Elder daughter posted this on my Facebook wall last night.

It was only when I went looking for it this morning that I realized that this has been around for about a year and a half - long enough for people with loads of spare time to actually make animated YouTube videos of it. I've decided to stick with the video elder daughter shared.

Please be aware that it is rife with F-bombs and other salty language. Oh, and it may not be clear from the posting, but the comedian here is John Mulaney.

Trump is a horse in a hospital from Rich Porter on Vimeo.

Friday, 28 December 2018

Eating crow for Christmas

No one does a rant quite like David Mitchell, and we've been favoured with two Christmas rants this year. The first is as himself - or the grumpy public version of himself; I like to imagine that he is more cozy and affable in private with his wife and family.

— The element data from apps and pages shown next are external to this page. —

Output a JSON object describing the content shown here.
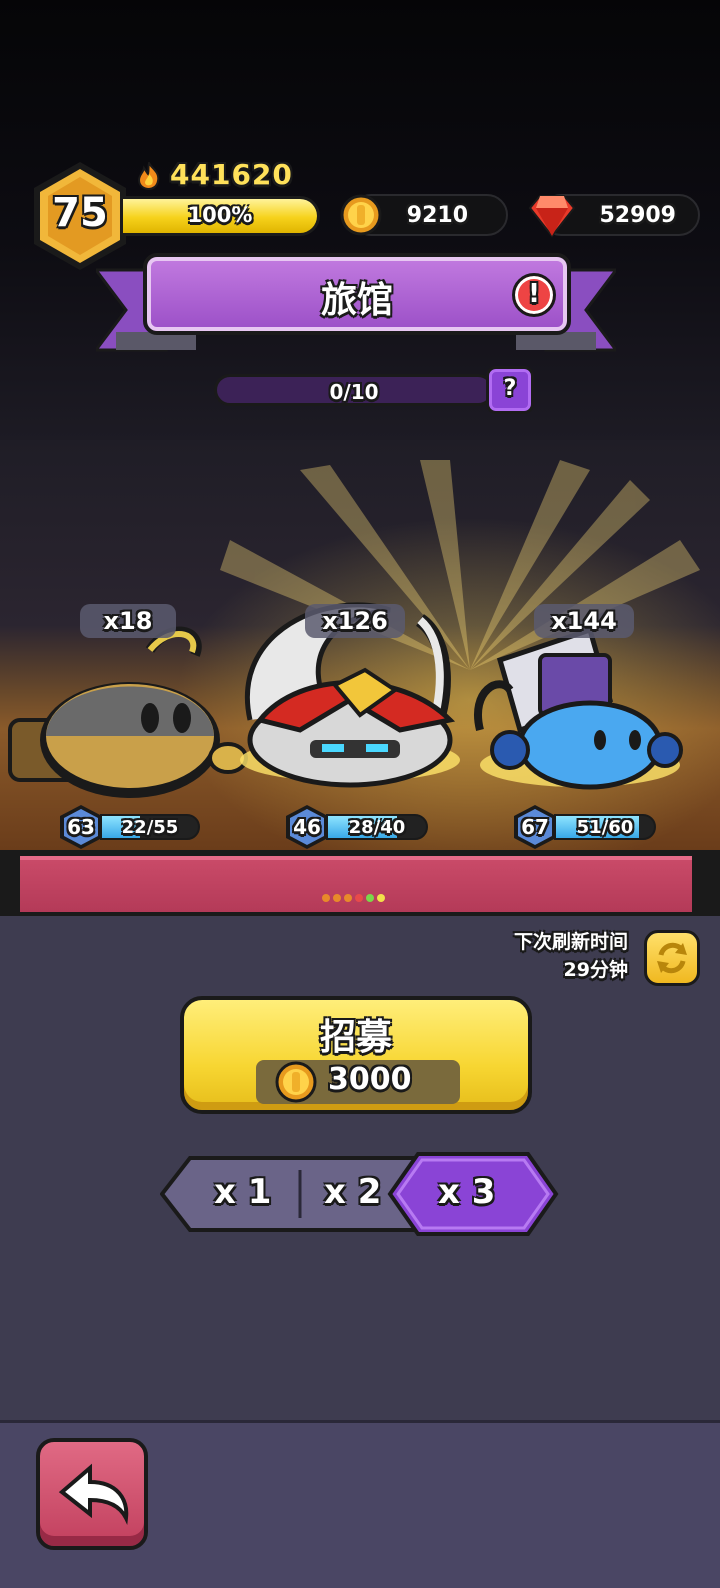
{
  "hud": {
    "level": "75",
    "power": "441620",
    "xp_percent_label": "100%",
    "xp_fraction": 1.0,
    "gold": "9210",
    "gems": "52909"
  },
  "title": {
    "text": "旅馆",
    "alert": "!"
  },
  "progress": {
    "text": "0/10",
    "help": "?"
  },
  "heroes": [
    {
      "name": "yellow-slime",
      "count": "x18",
      "level": "63",
      "hp": "22/55",
      "hp_fraction": 0.4
    },
    {
      "name": "red-armored-slime",
      "count": "x126",
      "level": "46",
      "hp": "28/40",
      "hp_fraction": 0.7
    },
    {
      "name": "blue-tank-slime",
      "count": "x144",
      "level": "67",
      "hp": "51/60",
      "hp_fraction": 0.85
    }
  ],
  "refresh": {
    "line1": "下次刷新时间",
    "line2": "29分钟"
  },
  "recruit": {
    "label": "招募",
    "cost": "3000"
  },
  "multipliers": [
    "x 1",
    "x 2",
    "x 3"
  ],
  "selected_multiplier": "x 3",
  "colors": {
    "accent_purple": "#9b4fc7",
    "gold": "#f7d632",
    "back_red": "#c2405e"
  }
}
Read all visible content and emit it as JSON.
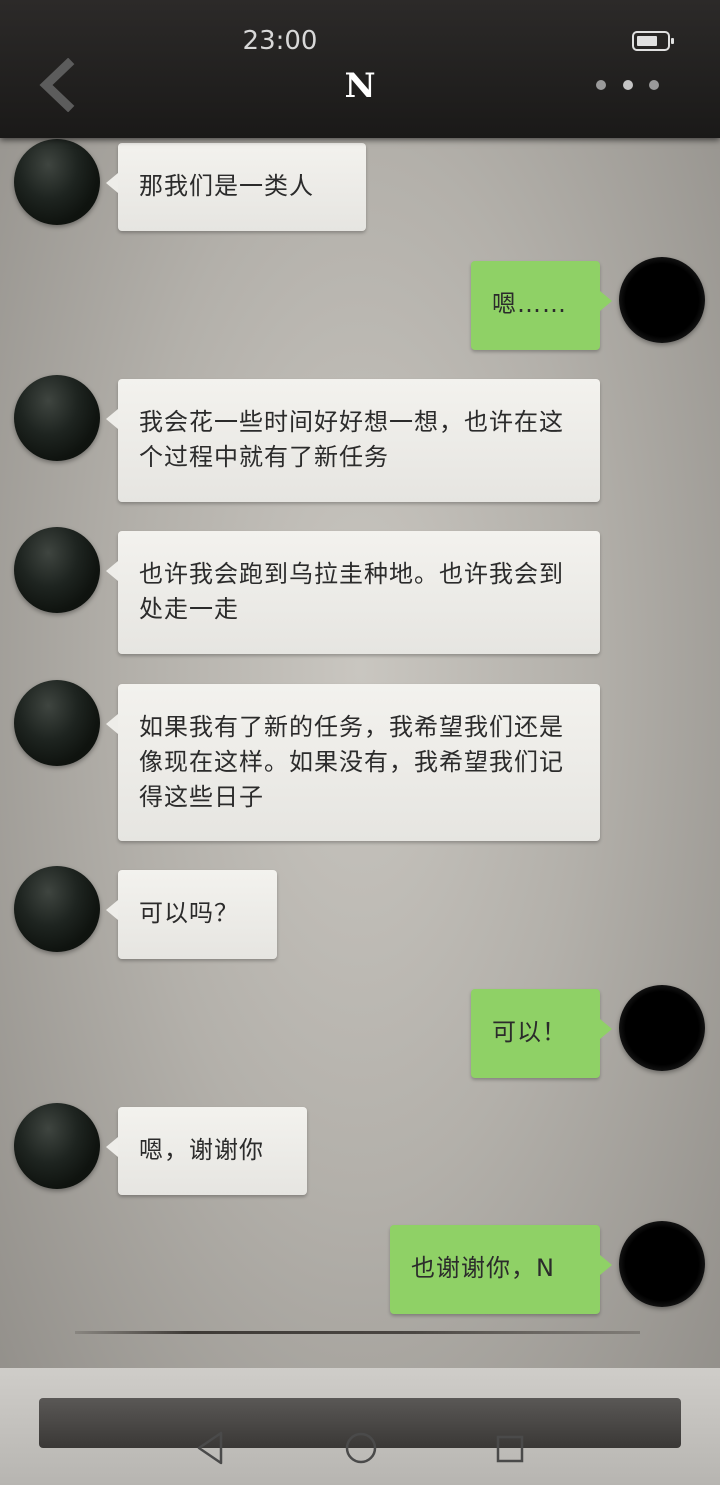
{
  "status_bar": {
    "time": "23:00"
  },
  "header": {
    "title": "N"
  },
  "messages": [
    {
      "side": "in",
      "text": "那我们是一类人"
    },
    {
      "side": "out",
      "text": "嗯……"
    },
    {
      "side": "in",
      "text": "我会花一些时间好好想一想，也许在这个过程中就有了新任务"
    },
    {
      "side": "in",
      "text": "也许我会跑到乌拉圭种地。也许我会到处走一走"
    },
    {
      "side": "in",
      "text": "如果我有了新的任务，我希望我们还是像现在这样。如果没有，我希望我们记得这些日子"
    },
    {
      "side": "in",
      "text": "可以吗？"
    },
    {
      "side": "out",
      "text": "可以！"
    },
    {
      "side": "in",
      "text": "嗯，谢谢你"
    },
    {
      "side": "out",
      "text": "也谢谢你，N"
    }
  ],
  "colors": {
    "header_bg": "#1f1e1d",
    "incoming_bubble": "#efeeea",
    "outgoing_bubble": "#8fd166",
    "input_bar": "#4a4846"
  },
  "icons": {
    "back": "chevron-left-icon",
    "more": "more-dots-icon",
    "battery": "battery-icon",
    "nav_back": "nav-back-icon",
    "nav_home": "nav-home-icon",
    "nav_recent": "nav-recent-icon"
  }
}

The second is in his role as William Shakespeare in The Upstart Crow, a BBC comedy series which has been described as "Blackadderesque", mainly because it's written by Ben Elton, who also wrote Blackadder. It's witty, and more accurate than you might think.

However, I would like to point out a flaw in this latter rant. January 6th is Epiphany. Twelfth Night is actually January 5th. And today is the Fourth Day of Christmas, so make merry.

Thursday, 27 December 2018

Tree rings

It's the third day of Christmas, and this post might be more appropriate for the fifth day of Christmas, but what the heck?

I was making my way home yesterday, and happened to glance to my left as I turned up Richmond Road for the zigzag that leads me to the crest of the hill where we are living. This minuscule tree, perhaps with pretensions of being a majestic evergreen someday, was festooned with four tiny plastic Christmas rings, rather than five gold ones.

(And yes, I know that "five golden rings" refer to a ring-necked pheasant - probably well-roasted.)

Tuesday, 25 December 2018

The usual snowfall for Christmas Day in Victoria

Younger daughter was so disappointed that there was no snow this morning, she refused to accompany the Resident Fan Boy to church. Elder daughter fled out into the morning, and surprised her father at the cathedral. (He was so surprised, he didn't initially recognize her. This will take years to live down.)

Younger daughter recovered, and diligently participated in our other rituals.

The Snowman, by Raymond Briggs, is about an unexpected snow on a Christmas Eve, like the Christmas miracle we had a year ago. The Christmas special, based on the book, continues to be a poignant favourite with both my daughters, now no longer children.

The song "Walking in the Air", which features in the special, was sung by a boy soprano named Peter Auty, but it was 15-year-old Aled Jones who made it famous. This video, made twenty-five years after Jones' recording, is already more than eight years old, but I'm tired and my resistance is low.